Read his poem "The Tyger"
Career: Poet, engraver, printer, and artist
Born in London on November 28, 1757, Blake was the second of the five children of James and Catherine Blake. Unlike many well-known writers of his day, Blake was born into a family of moderate means. His father was a seller of stockings, gloves, and other apparel. Though he had no formal schooling as a child, Blake was apprenticed at the age of fourteen to engraver James Basire. In 1779 he began studies at The Royal Academy of Arts, but it was as a journeyman engraver that he was to make his living. In 1782 Blake married Catherine Boucher, the illiterate daughter of a vegetable grower. Blake taught her to read and write, and under his tutoring she also became an accomplished draftsman, helping him with the execution of his designs. Throughout his life, booksellers employed Blake to engrave illustrations for a wide variety of publications. This work brought him into contact with many of the radical thinkers of his day, including bookseller Joseph Johnson and fellow artists John Flaxman and Henry Fuseli. Blake drew literary notice at gatherings in the home of the Reverend and Mrs. A. S. Mathew, where he read his poems and occasionally sang to them his own music. In 1783 Flaxman and Mrs. Mathew funded the printing of Poetical Sketches, Blake's first collection of verse. Around this time Blake also developed his technique of illuminated printing. His method was to produce the text and illustrations for his books on copper plates, which were then used to print on paper. Final copies of the work were individually colored by hand. This laborious process restricted the number of copies Blake could produce, thus limiting both his income and the spread of his reputation.

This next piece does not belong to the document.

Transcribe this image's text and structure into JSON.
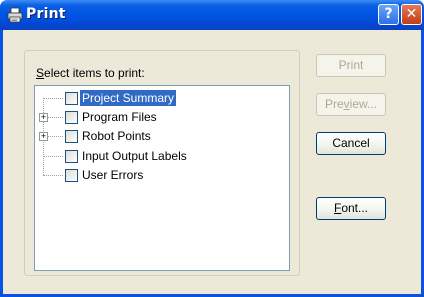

At the time of the French Revolution in 1789 Blake was acquainted with a political circle that included such well-known radicals as William Godwin, Mary Wollstonecraft, and Thomas Paine, and the democratic revolutions in America and France became major themes in much of Blake's poetry. In 1790 Blake and his wife moved to Lambeth, where Blake began developing his own symbolic and literary mythology, which used highly personal images and metaphors to convey his interpretation of history and vision of the universe. This mythology is expressed in such works as The First Book of Urizen (1794) and The Song of Los (1795). During this time Blake also wrote the poems included in Songs of Innocence and of Experience (1794). Very little of Blake's poetry of the 1790s was known to the general public, though he continued to work as an engraver and illustrator.
From 1800 to 1803, Blake and his wife lived at the seaside village of Felpham before moving back to London. Upon his return to London, Blake was met with accusations that he had uttered seditious sentiments while expelling a soldier from his garden at Felpham. He was tried for sedition and acquitted in 1804. In 1809 Blake mounted an exhibition of his paintings which he hoped would publicize his work and help to vindicate his visionary aesthetic. The exhibition caused some interest among the London literati, but was otherwise poorly attended. Blake's later years were distinguished by his completion of Jerusalem, his last and longest prophetic book, and by his work on a series of illustrations for the Book of Job, which is now widely regarded as his greatest artistic achievement. The latter work was commissioned in the early 1820s by John Linnell, one of a group of young artists calling themselves "The Ancients" who gathered around Blake and helped support him in his old age. Blake died in 1827.
Source: Exploring Poetry, Gale.